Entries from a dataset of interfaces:
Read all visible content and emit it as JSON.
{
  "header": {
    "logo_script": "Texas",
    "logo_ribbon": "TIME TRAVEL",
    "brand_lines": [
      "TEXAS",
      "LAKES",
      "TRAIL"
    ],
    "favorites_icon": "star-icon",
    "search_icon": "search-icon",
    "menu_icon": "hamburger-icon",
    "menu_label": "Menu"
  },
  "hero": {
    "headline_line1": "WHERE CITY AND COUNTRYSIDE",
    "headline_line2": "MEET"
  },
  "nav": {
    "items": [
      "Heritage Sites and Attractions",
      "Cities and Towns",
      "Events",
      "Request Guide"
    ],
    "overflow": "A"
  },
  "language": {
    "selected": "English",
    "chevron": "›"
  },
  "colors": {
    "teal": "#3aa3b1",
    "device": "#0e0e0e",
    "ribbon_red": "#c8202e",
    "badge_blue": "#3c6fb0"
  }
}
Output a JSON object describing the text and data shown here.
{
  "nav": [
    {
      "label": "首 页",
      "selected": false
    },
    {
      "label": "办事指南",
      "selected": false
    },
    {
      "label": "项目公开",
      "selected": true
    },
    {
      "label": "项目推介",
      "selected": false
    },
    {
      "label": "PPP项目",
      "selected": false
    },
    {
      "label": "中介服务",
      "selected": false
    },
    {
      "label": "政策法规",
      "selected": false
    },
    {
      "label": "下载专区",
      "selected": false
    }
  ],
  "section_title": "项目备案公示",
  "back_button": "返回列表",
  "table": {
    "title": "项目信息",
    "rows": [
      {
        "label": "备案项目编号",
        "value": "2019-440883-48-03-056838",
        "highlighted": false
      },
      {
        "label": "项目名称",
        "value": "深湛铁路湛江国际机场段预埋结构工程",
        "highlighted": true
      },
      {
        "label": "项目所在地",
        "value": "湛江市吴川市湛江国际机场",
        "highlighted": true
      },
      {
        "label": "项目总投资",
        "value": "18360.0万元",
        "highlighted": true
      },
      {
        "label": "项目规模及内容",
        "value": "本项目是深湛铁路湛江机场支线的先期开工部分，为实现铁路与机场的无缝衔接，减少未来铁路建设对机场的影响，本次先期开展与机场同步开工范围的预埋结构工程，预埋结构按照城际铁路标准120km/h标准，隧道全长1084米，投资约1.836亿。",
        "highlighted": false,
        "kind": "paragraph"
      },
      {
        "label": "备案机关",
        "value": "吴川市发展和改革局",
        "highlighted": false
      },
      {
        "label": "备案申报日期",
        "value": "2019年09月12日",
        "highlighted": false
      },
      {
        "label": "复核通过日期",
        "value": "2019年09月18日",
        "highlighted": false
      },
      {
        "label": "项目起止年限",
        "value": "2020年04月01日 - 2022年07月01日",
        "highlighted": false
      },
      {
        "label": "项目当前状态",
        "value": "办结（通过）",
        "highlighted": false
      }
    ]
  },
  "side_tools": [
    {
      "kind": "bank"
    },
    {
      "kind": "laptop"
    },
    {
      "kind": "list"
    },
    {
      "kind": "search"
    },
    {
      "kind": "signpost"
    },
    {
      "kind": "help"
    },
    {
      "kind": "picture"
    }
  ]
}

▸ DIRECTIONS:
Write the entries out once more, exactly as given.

▸ SOLUTION TO THE EXERCISE:
Read all visible content and emit it as JSON.
{
  "header": {
    "logo_script": "Texas",
    "logo_ribbon": "TIME TRAVEL",
    "brand_lines": [
      "TEXAS",
      "LAKES",
      "TRAIL"
    ],
    "favorites_icon": "star-icon",
    "search_icon": "search-icon",
    "menu_icon": "hamburger-icon",
    "menu_label": "Menu"
  },
  "hero": {
    "headline_line1": "WHERE CITY AND COUNTRYSIDE",
    "headline_line2": "MEET"
  },
  "nav": {
    "items": [
      "Heritage Sites and Attractions",
      "Cities and Towns",
      "Events",
      "Request Guide"
    ],
    "overflow": "A"
  },
  "language": {
    "selected": "English",
    "chevron": "›"
  },
  "colors": {
    "teal": "#3aa3b1",
    "device": "#0e0e0e",
    "ribbon_red": "#c8202e",
    "badge_blue": "#3c6fb0"
  }
}
Output a JSON object describing the text and data shown here.
{
  "nav": [
    {
      "label": "首 页",
      "selected": false
    },
    {
      "label": "办事指南",
      "selected": false
    },
    {
      "label": "项目公开",
      "selected": true
    },
    {
      "label": "项目推介",
      "selected": false
    },
    {
      "label": "PPP项目",
      "selected": false
    },
    {
      "label": "中介服务",
      "selected": false
    },
    {
      "label": "政策法规",
      "selected": false
    },
    {
      "label": "下载专区",
      "selected": false
    }
  ],
  "section_title": "项目备案公示",
  "back_button": "返回列表",
  "table": {
    "title": "项目信息",
    "rows": [
      {
        "label": "备案项目编号",
        "value": "2019-440883-48-03-056838",
        "highlighted": false
      },
      {
        "label": "项目名称",
        "value": "深湛铁路湛江国际机场段预埋结构工程",
        "highlighted": true
      },
      {
        "label": "项目所在地",
        "value": "湛江市吴川市湛江国际机场",
        "highlighted": true
      },
      {
        "label": "项目总投资",
        "value": "18360.0万元",
        "highlighted": true
      },
      {
        "label": "项目规模及内容",
        "value": "本项目是深湛铁路湛江机场支线的先期开工部分，为实现铁路与机场的无缝衔接，减少未来铁路建设对机场的影响，本次先期开展与机场同步开工范围的预埋结构工程，预埋结构按照城际铁路标准120km/h标准，隧道全长1084米，投资约1.836亿。",
        "highlighted": false,
        "kind": "paragraph"
      },
      {
        "label": "备案机关",
        "value": "吴川市发展和改革局",
        "highlighted": false
      },
      {
        "label": "备案申报日期",
        "value": "2019年09月12日",
        "highlighted": false
      },
      {
        "label": "复核通过日期",
        "value": "2019年09月18日",
        "highlighted": false
      },
      {
        "label": "项目起止年限",
        "value": "2020年04月01日 - 2022年07月01日",
        "highlighted": false
      },
      {
        "label": "项目当前状态",
        "value": "办结（通过）",
        "highlighted": false
      }
    ]
  },
  "side_tools": [
    {
      "kind": "bank"
    },
    {
      "kind": "laptop"
    },
    {
      "kind": "list"
    },
    {
      "kind": "search"
    },
    {
      "kind": "signpost"
    },
    {
      "kind": "help"
    },
    {
      "kind": "picture"
    }
  ]
}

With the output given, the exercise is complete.